■ DATA PROVIDED
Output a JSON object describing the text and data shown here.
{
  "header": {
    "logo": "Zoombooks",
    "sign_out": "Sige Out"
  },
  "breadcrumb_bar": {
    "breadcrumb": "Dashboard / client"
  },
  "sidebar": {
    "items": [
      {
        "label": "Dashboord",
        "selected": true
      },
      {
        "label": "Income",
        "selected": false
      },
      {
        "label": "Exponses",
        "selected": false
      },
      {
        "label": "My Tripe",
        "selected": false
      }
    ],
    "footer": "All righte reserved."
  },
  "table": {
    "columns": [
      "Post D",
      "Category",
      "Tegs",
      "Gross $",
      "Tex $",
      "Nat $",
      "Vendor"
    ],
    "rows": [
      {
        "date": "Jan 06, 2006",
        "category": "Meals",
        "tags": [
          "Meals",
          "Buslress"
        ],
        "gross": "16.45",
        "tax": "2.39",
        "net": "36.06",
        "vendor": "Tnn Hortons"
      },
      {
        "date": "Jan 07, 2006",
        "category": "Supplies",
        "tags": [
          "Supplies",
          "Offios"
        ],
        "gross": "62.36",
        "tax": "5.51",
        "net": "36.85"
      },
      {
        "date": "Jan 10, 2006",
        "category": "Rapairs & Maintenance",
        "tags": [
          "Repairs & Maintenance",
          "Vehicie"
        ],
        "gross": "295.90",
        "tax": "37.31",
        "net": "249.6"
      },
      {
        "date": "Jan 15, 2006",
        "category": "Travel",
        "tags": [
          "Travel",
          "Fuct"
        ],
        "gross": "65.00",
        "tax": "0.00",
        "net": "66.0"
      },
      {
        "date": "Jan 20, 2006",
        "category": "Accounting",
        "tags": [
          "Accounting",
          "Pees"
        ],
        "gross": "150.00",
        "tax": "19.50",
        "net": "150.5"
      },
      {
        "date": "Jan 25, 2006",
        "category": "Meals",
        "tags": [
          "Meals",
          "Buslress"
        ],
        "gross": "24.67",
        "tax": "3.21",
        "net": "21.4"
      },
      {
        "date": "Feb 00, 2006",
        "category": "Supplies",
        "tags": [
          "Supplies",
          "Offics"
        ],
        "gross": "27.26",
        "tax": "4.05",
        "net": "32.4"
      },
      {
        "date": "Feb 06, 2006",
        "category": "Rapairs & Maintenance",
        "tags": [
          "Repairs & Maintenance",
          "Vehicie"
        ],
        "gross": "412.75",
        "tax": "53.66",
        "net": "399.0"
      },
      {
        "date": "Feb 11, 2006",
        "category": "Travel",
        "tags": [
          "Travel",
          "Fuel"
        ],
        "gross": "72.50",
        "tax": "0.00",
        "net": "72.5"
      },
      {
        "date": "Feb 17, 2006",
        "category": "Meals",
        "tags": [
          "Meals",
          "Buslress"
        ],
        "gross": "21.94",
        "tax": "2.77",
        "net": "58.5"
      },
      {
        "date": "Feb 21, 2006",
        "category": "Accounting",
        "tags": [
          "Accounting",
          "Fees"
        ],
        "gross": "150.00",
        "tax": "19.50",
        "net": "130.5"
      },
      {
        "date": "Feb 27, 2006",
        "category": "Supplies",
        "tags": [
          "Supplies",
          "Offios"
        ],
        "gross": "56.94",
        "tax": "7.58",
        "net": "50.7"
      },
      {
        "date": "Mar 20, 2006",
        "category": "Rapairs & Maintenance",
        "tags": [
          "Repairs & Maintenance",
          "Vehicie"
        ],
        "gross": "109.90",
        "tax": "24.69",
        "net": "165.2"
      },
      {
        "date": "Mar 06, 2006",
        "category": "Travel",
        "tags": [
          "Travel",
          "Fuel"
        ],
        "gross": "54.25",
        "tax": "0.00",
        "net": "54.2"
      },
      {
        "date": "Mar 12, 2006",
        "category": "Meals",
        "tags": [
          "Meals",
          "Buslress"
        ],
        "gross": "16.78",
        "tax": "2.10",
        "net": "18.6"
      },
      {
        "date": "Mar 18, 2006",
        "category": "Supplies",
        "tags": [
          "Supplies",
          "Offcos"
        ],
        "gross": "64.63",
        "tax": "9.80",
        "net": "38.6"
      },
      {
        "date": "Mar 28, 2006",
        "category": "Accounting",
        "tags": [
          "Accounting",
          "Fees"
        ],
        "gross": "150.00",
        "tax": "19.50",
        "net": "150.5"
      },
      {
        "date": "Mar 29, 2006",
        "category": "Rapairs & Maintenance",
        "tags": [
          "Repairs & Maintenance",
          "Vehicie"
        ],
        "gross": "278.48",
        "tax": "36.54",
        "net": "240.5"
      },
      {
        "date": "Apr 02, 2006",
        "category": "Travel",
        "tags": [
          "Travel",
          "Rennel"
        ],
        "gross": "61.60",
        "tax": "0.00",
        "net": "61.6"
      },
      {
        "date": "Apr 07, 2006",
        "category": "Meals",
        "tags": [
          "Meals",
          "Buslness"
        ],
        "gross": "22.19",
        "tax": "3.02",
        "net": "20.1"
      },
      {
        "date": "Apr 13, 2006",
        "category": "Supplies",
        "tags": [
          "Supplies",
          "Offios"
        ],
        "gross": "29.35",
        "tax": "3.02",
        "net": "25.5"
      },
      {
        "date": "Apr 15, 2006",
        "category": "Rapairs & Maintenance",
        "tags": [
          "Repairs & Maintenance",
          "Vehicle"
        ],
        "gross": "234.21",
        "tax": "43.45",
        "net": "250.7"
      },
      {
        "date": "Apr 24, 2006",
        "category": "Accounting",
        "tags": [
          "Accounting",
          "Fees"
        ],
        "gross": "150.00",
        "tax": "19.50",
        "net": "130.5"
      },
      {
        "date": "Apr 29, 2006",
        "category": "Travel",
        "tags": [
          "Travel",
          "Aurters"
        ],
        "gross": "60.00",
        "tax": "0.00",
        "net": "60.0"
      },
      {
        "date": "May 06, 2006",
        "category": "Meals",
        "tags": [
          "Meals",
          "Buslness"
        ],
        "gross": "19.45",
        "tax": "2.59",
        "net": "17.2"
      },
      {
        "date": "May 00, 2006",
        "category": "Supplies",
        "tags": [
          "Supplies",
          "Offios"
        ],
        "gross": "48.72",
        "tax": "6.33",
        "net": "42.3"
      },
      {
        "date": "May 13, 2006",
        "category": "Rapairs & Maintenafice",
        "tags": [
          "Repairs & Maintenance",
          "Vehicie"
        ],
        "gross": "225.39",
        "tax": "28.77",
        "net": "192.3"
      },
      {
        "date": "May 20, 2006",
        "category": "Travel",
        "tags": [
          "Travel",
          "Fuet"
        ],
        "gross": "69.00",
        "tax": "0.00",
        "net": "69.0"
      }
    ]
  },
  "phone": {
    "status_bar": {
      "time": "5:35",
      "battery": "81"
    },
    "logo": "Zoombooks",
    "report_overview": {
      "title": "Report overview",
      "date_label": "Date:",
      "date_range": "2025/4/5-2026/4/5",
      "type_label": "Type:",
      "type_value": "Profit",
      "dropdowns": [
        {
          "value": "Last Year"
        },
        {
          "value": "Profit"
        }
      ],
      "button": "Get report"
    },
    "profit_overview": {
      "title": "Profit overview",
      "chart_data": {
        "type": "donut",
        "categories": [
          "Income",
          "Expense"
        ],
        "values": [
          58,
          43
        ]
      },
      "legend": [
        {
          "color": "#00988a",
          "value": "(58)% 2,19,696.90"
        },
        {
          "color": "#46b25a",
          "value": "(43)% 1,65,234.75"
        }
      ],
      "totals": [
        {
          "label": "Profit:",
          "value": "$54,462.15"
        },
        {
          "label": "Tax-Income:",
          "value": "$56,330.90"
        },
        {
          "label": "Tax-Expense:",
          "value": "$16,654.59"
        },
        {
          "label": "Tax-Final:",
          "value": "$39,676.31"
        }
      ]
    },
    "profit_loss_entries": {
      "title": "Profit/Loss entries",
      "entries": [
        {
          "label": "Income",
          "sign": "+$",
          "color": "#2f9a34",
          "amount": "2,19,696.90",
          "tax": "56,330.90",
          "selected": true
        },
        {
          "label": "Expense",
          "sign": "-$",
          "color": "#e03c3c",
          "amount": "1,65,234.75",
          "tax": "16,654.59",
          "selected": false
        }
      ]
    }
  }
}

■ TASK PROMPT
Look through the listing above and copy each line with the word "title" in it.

■ ANSWER TO THIS PROBLEM
      "title": "Report overview",
      "title": "Profit overview",
      "title": "Profit/Loss entries",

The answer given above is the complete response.